### WORK TO BE COMPLETED
Output the material exactly, keeping every line intact.

Segment Start: DATASET CONTENT

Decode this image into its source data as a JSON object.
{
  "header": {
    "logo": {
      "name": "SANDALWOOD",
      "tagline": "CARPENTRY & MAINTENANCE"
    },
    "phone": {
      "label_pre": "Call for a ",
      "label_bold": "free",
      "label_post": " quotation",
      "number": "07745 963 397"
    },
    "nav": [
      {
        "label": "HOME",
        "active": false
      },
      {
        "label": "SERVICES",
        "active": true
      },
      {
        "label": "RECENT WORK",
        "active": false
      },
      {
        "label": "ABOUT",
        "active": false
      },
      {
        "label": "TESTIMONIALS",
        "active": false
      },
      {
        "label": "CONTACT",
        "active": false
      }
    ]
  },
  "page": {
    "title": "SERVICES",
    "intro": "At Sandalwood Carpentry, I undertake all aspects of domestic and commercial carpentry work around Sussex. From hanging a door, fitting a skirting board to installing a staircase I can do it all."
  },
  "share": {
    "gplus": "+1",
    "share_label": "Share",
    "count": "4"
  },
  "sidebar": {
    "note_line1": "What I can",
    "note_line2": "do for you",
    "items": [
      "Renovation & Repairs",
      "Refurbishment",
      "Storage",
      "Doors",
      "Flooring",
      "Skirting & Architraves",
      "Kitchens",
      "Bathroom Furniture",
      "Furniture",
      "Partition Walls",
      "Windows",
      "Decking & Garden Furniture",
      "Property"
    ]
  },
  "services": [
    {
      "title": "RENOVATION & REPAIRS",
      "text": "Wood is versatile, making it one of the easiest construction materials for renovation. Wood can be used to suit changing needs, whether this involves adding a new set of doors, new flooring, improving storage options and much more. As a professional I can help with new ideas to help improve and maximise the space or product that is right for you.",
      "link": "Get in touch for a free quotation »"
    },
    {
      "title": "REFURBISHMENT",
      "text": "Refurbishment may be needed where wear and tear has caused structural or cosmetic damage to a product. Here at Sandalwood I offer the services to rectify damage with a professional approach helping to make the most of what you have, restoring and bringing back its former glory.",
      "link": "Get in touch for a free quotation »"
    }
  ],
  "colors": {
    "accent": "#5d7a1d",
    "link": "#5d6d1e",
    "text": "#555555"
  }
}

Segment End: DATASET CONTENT

### TASK ANSWER
Decode this image into its source data as a JSON object.
{
  "header": {
    "logo": {
      "name": "SANDALWOOD",
      "tagline": "CARPENTRY & MAINTENANCE"
    },
    "phone": {
      "label_pre": "Call for a ",
      "label_bold": "free",
      "label_post": " quotation",
      "number": "07745 963 397"
    },
    "nav": [
      {
        "label": "HOME",
        "active": false
      },
      {
        "label": "SERVICES",
        "active": true
      },
      {
        "label": "RECENT WORK",
        "active": false
      },
      {
        "label": "ABOUT",
        "active": false
      },
      {
        "label": "TESTIMONIALS",
        "active": false
      },
      {
        "label": "CONTACT",
        "active": false
      }
    ]
  },
  "page": {
    "title": "SERVICES",
    "intro": "At Sandalwood Carpentry, I undertake all aspects of domestic and commercial carpentry work around Sussex. From hanging a door, fitting a skirting board to installing a staircase I can do it all."
  },
  "share": {
    "gplus": "+1",
    "share_label": "Share",
    "count": "4"
  },
  "sidebar": {
    "note_line1": "What I can",
    "note_line2": "do for you",
    "items": [
      "Renovation & Repairs",
      "Refurbishment",
      "Storage",
      "Doors",
      "Flooring",
      "Skirting & Architraves",
      "Kitchens",
      "Bathroom Furniture",
      "Furniture",
      "Partition Walls",
      "Windows",
      "Decking & Garden Furniture",
      "Property"
    ]
  },
  "services": [
    {
      "title": "RENOVATION & REPAIRS",
      "text": "Wood is versatile, making it one of the easiest construction materials for renovation. Wood can be used to suit changing needs, whether this involves adding a new set of doors, new flooring, improving storage options and much more. As a professional I can help with new ideas to help improve and maximise the space or product that is right for you.",
      "link": "Get in touch for a free quotation »"
    },
    {
      "title": "REFURBISHMENT",
      "text": "Refurbishment may be needed where wear and tear has caused structural or cosmetic damage to a product. Here at Sandalwood I offer the services to rectify damage with a professional approach helping to make the most of what you have, restoring and bringing back its former glory.",
      "link": "Get in touch for a free quotation »"
    }
  ],
  "colors": {
    "accent": "#5d7a1d",
    "link": "#5d6d1e",
    "text": "#555555"
  }
}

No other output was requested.